### Records to process
------------------------------

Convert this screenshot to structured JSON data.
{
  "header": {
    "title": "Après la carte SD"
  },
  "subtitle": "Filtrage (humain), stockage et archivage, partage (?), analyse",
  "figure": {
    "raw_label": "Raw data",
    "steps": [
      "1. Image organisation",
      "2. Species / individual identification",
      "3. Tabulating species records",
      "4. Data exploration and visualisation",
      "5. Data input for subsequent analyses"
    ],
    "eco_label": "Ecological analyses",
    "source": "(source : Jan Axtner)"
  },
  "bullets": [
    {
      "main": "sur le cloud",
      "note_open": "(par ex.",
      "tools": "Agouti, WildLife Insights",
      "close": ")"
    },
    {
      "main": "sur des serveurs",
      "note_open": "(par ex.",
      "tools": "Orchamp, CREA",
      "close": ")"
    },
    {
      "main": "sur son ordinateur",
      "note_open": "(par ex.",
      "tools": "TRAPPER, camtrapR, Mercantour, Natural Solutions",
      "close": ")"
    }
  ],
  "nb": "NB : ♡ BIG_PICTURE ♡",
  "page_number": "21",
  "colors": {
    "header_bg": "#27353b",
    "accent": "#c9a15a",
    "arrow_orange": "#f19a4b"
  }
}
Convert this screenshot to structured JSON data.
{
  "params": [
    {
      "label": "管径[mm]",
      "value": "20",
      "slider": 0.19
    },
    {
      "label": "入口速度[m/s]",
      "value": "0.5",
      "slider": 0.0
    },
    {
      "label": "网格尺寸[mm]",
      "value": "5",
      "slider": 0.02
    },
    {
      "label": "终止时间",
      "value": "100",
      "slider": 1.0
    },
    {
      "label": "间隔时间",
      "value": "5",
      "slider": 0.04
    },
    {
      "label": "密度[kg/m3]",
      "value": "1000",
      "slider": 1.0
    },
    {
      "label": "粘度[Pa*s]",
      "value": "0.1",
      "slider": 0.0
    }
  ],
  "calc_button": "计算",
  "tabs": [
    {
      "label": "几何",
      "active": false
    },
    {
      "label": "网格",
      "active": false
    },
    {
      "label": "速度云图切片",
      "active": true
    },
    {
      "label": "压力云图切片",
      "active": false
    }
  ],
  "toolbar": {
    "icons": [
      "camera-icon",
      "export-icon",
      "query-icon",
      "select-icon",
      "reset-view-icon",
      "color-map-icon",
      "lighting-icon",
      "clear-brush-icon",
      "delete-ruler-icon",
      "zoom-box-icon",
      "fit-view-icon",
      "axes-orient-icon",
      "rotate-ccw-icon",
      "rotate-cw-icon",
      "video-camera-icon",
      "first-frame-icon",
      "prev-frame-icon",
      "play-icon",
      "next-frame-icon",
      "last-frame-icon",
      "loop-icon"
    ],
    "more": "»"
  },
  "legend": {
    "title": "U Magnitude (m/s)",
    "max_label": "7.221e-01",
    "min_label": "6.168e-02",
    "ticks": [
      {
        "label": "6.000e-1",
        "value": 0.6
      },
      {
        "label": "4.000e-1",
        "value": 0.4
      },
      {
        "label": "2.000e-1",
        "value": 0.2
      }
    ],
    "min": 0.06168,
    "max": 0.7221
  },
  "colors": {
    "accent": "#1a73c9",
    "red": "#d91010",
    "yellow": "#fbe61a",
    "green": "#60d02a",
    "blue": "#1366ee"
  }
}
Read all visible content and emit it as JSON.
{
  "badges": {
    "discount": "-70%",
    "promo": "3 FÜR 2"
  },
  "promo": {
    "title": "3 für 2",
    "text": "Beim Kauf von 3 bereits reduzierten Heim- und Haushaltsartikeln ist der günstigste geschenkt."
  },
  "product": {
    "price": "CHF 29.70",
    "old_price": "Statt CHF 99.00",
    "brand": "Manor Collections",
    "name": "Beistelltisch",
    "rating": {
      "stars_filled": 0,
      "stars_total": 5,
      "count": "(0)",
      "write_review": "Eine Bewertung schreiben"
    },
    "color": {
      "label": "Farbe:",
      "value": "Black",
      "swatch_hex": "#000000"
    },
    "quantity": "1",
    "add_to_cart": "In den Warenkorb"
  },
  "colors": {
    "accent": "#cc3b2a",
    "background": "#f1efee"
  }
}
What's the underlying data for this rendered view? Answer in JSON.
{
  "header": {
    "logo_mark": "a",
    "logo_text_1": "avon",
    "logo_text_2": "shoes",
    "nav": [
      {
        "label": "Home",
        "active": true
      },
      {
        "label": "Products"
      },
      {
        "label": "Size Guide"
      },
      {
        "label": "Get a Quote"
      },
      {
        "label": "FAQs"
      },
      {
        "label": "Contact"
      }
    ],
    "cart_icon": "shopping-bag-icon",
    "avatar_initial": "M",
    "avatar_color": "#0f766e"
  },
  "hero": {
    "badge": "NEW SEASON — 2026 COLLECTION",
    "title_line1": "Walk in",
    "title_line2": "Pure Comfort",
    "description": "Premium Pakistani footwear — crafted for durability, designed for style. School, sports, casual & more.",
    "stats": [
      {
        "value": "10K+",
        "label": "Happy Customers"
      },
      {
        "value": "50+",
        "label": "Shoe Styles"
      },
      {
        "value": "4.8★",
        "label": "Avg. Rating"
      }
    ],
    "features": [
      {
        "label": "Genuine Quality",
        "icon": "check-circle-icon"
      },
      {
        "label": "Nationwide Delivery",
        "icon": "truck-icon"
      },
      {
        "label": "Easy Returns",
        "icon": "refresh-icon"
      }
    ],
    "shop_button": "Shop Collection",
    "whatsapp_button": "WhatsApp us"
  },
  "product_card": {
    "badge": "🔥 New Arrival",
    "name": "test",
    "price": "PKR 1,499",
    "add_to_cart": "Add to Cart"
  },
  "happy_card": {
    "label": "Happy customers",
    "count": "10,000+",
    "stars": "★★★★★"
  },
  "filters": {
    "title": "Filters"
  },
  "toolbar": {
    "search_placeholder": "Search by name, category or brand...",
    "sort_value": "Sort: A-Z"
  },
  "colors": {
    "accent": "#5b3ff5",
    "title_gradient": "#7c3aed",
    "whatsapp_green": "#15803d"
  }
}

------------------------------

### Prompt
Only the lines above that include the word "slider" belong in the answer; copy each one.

### Reply
      "slider": 0.19
      "slider": 0.0
      "slider": 0.02
      "slider": 1.0
      "slider": 0.04
      "slider": 1.0
      "slider": 0.0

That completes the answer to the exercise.